Vodka is a clear and (ideally) odorless, flavorless alcohol that is popularly consumed in the U.S. and across the world. It lends itself well to mixing, making it a versatile spirit capable of carrying a variety of flavors or fortifying any number of drinks. Vodka has a long history closely tied to the frigid region of its origin.
Origins of Vodka
The Slavic people of Eastern Europe (as well as Scandinavians to the North) took alcohol very seriously. The rise of Christianity in this region can be traced to the Grand Prince of Kievs decision to embrace the religion, largely because of its tolerance of alcohol.
The regions freezing temperatures complicated the import of beer and wine, both of which would freeze in transit as a result of their low alcohol content. With the introduction of the distilling process in the 1400s, Eastern Europe began to develop beverage spirits that would not freeze, all of which were generically termed “vodkas.”
Russians are proud that vodka was created in their homeland. The name itself comes from the Russian word voda, meaning “water.” Commercial vodka production began as early as the 14th Century, and the Russian ruler Ivan the Terrible established the first government-run vodka monopoly in 1540. This led to rampant moonshining.
Vodka production became integral to Russian society. Aristocrats distilled vodka on their land, and the government launched vodka-making innovations, such as charcoal filtration, at its test distilleries. In fact, by the 18th century, vodka production was the most technologically advanced industry in Russia.
Vodka by Region
The leading vodka-producing countries are:

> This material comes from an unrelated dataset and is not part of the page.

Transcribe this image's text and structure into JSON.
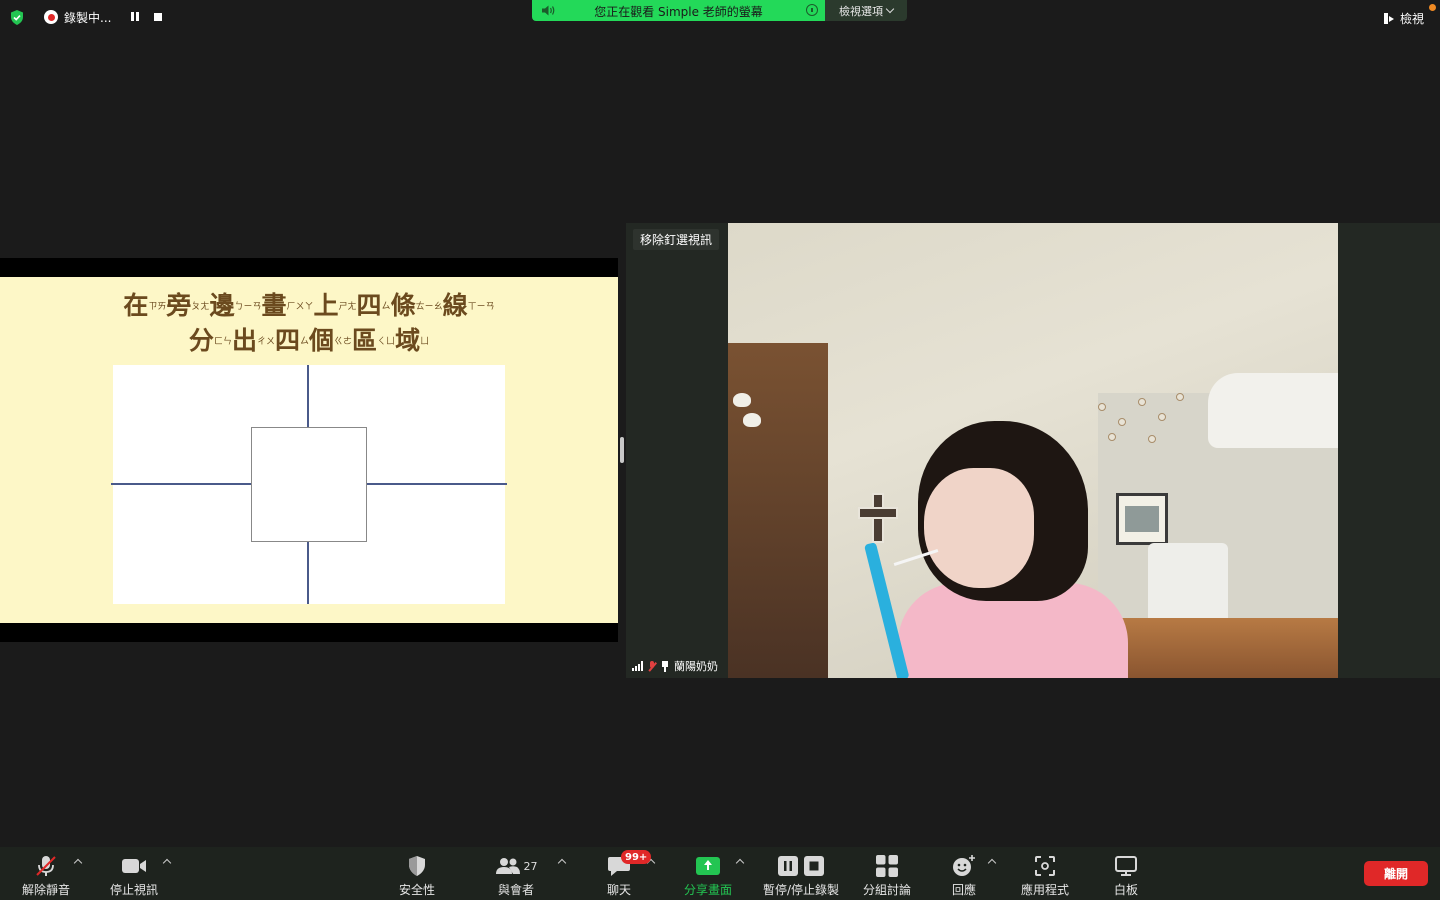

While these regions produce all types of vodka, only the premium vodkas, those produced from wheat and rye, are sold outside these regions.
Poland, another major vodka producer, exports vodkas made from grain and potatoes. Finland produces mostly wheat vodkas, as do Estonia, Latvia and Lithuania. A rising producer in recent decades is Sweden, which has grown its vodka exports substantially.
The United States and Canada produce vodkas from grains and molasses. Law dictates that U.S. vodkas are neutral spirits so they all generally taste the same, with some being smoother due to more aggressive refining processes.
Caribbean vodkas are almost all made from molasses, and most are blended and bottled in other countries.
Popular Vodka Brands
While vodkas vary in quality, flavor and country of origin, some vodka brands are synonymous with excellence. The next time you order or make a vodka cocktail, try one of the following:
- Absolut vodka
- Belvedere vodka
- Finlandia vodka
- Grey Goose vodka
- Skyy vodka
- Smirnoff vodka
- Three Olives vodka.
How to Make Vodka
Distillers produce vodka by fermenting mash made from grains such as:
- vegetable matter
The sugars created by the fermented mash are then distilled. While all vodka is produced clear and colorless, vodka produced in a pot will still carry some slight aroma and delicate flavor of the type of mash that produced it. Vodka produced in pot stills also usually requires a second distillation to rid it of residual color and/or flavor.
After the distilling process, the mix is typically filtered through tanks of charcoal mixtures. This process takes out any unwanted flavors or aromas. The purified spirit, which is roughly 95 percent alcohol, gets diluted with water. Because vodka is not generally aged, it can be bottled right after the purification process.
Preparing Vodka Drinks and Cocktails
Vodka tastes best when served chilled. Keeping vodka bottles in the refrigerator or freezer is a good way to ensure this alcohol is always ready to drink. The chill enhances desirable flavors and inhibits undesirable ones. Chilling also brings out just a hint of an oily quality in the vodka.
Vodka serves as the ultimate mixing spirit. Its neutral quality enables the mixer to be the dominant flavor. Vodka also works well as a substitute for similar spirits, such as gin, in drinks like the martini. In fact, although the classic martini is made with gin, vodka martinis are also widely popular.
Russians enjoy straight vodka with food, typically caviar. However, other well-seasoned hors doeuvres or rich snacks are also good accompaniments. Flavored vodkas work well as aperitifs or served with coffee and desserts.
Russians and other Eastern Europeans typically drink vodka as shots, shouting festive toasts as they gulp them down. They dont generally mix anything with vodka but may chase it with a swig of beer or cola.
Drinking vodka in the United States did not become popular until the 1950s. By the 1970s, vodka became the most popular spirit in the nation, outselling bourbon. Vodka is a main ingredient in several popular drinks including the Bloody Mary, the Screwdriver and the odka martini.